### [AIM OF THE TASK]
Among the records, find the lines that hold the string "title" and return them.

### [DATA RECORDS]
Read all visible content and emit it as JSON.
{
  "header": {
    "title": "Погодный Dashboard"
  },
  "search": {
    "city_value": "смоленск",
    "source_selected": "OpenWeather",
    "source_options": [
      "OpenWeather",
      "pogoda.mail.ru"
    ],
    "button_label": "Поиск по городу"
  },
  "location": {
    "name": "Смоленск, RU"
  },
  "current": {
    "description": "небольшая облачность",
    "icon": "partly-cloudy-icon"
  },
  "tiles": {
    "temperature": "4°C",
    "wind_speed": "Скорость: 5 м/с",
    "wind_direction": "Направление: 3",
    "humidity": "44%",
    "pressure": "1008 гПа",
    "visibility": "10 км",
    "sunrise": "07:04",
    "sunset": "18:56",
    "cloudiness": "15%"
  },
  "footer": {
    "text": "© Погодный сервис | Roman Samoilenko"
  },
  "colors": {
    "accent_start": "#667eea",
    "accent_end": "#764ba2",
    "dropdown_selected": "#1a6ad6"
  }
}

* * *

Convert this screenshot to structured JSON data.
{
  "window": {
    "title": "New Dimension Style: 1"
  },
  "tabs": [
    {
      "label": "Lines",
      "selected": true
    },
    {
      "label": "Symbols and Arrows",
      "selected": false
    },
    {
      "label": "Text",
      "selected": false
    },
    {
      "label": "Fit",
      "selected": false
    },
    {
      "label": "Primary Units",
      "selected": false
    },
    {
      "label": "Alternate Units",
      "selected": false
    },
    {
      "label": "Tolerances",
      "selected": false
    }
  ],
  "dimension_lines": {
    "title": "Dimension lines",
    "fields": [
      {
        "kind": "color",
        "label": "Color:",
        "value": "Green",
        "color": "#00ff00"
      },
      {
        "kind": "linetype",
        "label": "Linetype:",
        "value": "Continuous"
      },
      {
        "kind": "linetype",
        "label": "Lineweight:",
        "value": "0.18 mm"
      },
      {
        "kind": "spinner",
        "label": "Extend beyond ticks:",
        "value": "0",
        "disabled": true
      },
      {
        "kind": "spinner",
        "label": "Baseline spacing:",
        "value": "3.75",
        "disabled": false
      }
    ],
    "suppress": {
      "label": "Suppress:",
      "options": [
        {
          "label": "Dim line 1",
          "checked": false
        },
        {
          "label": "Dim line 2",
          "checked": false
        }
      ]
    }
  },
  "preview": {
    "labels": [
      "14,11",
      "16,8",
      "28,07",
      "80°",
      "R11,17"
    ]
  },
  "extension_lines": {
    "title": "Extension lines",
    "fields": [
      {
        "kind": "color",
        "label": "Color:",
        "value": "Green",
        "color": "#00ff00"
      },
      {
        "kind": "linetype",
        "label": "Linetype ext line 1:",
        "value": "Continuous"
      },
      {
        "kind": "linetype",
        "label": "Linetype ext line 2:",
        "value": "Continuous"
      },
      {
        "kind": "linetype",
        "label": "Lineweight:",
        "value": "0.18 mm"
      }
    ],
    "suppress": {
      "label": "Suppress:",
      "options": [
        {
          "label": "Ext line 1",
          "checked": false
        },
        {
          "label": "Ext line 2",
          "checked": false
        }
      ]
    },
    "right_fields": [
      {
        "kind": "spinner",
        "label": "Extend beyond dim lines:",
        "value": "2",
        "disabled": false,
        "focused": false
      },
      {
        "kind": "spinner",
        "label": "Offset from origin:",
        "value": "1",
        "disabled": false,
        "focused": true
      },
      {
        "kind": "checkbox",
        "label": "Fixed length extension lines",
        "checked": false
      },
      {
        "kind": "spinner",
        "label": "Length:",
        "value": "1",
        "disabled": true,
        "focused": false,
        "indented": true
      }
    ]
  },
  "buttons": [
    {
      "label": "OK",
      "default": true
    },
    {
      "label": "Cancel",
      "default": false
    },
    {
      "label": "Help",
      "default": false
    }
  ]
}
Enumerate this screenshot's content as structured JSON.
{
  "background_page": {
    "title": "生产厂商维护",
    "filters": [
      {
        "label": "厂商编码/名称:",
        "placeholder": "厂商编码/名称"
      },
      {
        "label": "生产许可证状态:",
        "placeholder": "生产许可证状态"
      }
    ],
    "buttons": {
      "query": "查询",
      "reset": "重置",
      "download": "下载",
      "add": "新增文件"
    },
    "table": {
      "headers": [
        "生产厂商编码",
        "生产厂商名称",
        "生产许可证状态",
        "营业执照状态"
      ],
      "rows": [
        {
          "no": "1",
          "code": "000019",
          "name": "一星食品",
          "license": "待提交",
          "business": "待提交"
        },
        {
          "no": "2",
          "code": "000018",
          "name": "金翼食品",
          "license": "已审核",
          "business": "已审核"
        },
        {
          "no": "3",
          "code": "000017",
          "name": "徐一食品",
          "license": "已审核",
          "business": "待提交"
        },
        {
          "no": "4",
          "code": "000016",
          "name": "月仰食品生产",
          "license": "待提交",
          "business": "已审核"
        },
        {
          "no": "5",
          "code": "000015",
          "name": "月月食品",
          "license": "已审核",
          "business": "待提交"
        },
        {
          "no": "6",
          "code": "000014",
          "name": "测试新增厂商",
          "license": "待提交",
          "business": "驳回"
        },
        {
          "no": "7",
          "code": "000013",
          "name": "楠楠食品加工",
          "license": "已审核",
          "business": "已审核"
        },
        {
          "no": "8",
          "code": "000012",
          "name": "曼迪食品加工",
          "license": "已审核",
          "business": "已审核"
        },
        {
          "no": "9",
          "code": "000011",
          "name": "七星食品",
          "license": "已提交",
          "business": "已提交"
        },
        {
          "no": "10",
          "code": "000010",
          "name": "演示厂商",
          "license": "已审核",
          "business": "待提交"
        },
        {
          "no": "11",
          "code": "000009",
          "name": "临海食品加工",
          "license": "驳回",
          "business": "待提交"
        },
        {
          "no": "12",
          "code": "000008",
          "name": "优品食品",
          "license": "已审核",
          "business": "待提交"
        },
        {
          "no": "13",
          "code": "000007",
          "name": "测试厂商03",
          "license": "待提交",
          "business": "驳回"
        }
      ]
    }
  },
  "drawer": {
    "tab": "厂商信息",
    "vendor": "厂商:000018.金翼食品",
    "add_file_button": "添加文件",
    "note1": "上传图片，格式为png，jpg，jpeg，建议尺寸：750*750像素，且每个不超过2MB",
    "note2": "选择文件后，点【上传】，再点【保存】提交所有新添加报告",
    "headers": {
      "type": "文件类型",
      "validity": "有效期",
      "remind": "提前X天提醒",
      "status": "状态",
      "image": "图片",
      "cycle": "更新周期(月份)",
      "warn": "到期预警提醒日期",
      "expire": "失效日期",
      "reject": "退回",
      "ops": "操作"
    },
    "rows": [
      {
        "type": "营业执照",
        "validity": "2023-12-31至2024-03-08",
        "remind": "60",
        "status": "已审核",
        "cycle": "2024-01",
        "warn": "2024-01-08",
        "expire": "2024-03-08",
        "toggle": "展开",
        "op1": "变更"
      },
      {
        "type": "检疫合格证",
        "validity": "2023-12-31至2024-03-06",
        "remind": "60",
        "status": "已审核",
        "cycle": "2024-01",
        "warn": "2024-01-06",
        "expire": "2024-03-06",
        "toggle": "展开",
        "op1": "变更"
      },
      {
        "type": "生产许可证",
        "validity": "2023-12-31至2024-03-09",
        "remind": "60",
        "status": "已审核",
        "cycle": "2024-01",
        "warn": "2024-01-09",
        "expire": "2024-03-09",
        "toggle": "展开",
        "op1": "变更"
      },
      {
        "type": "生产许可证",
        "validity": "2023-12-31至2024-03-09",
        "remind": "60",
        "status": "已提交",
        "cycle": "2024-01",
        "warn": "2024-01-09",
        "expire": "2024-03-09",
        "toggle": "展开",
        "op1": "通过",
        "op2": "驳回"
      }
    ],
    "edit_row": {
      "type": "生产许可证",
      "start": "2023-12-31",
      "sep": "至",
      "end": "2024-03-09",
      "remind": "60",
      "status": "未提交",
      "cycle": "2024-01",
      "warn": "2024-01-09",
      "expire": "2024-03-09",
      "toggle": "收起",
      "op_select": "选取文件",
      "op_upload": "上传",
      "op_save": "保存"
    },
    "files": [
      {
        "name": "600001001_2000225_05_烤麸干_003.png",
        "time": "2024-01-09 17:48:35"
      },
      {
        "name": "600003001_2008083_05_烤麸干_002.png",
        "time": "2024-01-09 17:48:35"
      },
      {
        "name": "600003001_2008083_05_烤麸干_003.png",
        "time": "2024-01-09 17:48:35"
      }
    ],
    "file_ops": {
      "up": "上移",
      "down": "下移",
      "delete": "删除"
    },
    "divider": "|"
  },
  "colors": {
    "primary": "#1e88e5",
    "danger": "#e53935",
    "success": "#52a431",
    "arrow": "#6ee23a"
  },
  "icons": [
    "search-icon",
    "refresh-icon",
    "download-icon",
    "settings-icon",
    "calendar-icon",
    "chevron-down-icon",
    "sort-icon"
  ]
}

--

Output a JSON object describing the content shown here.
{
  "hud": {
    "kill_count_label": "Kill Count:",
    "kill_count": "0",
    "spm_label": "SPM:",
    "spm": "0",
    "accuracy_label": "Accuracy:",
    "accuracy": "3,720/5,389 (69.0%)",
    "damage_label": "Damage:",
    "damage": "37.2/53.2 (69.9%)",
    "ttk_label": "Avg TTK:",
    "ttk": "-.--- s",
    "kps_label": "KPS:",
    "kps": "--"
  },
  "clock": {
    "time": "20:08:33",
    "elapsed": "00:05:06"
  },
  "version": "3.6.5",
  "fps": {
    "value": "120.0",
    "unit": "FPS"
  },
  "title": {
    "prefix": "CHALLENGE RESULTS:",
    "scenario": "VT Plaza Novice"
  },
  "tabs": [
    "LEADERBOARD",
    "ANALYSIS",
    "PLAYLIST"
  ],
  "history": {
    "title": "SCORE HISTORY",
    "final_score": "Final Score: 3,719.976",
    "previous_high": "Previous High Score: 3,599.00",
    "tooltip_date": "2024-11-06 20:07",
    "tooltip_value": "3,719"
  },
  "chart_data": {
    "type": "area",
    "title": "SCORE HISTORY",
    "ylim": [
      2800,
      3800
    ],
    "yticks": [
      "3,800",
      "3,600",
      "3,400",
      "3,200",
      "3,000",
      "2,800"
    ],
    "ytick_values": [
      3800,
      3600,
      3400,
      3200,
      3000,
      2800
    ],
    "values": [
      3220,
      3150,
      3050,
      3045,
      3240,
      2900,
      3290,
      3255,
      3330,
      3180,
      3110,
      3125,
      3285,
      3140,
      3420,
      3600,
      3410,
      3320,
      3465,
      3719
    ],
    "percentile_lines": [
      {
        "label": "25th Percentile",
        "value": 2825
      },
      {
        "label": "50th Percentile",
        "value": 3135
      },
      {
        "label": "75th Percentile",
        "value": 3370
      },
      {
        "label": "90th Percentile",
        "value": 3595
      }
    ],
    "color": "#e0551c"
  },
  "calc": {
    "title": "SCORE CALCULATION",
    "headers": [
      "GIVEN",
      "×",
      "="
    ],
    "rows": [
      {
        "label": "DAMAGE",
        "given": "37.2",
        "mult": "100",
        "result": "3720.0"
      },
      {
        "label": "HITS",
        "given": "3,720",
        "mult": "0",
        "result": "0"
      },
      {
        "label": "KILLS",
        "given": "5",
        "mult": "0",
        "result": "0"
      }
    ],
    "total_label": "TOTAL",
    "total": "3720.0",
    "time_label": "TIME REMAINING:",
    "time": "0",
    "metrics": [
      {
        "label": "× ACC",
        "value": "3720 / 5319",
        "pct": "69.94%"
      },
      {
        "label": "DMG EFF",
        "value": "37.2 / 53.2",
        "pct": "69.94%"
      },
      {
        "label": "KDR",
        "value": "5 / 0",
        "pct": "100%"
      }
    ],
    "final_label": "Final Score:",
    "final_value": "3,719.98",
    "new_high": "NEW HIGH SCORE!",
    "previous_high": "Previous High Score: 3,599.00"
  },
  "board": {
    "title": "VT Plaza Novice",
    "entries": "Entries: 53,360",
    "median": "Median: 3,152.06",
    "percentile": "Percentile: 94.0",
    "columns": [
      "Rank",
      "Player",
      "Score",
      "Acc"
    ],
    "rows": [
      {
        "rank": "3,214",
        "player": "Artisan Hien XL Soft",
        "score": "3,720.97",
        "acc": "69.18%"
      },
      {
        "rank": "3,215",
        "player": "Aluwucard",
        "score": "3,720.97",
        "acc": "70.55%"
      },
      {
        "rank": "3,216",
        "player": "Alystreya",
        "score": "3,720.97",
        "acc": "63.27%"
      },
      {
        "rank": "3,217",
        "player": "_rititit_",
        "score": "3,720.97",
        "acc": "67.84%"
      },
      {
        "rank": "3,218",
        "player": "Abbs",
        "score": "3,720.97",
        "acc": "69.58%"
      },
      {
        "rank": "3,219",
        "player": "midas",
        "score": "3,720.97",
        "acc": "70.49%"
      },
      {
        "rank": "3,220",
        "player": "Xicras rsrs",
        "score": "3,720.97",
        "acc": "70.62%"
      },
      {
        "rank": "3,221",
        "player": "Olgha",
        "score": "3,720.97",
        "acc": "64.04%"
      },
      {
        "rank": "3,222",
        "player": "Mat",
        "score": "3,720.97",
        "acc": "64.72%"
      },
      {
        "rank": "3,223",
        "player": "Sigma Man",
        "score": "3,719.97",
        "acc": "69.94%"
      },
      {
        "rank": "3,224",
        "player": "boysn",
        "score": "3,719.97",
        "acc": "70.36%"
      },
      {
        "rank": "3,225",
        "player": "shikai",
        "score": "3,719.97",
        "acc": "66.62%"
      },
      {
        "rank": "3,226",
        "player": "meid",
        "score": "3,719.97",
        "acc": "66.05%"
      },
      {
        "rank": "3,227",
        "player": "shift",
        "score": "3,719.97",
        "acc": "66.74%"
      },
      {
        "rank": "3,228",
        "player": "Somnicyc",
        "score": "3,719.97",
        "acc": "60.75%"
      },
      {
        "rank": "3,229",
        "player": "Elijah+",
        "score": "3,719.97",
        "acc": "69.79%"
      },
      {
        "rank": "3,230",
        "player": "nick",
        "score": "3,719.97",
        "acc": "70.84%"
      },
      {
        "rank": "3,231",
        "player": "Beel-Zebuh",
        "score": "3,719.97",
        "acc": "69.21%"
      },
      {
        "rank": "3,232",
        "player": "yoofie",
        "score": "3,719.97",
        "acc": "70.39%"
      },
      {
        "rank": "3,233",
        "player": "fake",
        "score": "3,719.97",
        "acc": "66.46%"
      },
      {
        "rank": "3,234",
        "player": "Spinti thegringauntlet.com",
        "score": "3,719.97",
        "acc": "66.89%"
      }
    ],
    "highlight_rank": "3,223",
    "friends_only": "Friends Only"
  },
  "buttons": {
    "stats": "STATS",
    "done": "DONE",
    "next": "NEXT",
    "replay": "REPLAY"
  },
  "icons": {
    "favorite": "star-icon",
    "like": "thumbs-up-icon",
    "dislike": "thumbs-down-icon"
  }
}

### [EXERCISE SOLUTION]
    "title": "Погодный Dashboard"
    "title": "New Dimension Style: 1"
    "title": "Dimension lines",
    "title": "Extension lines",
    "title": "生产厂商维护",
  "title": {
    "title": "SCORE HISTORY",
    "title": "SCORE HISTORY",
    "title": "SCORE CALCULATION",
    "title": "VT Plaza Novice",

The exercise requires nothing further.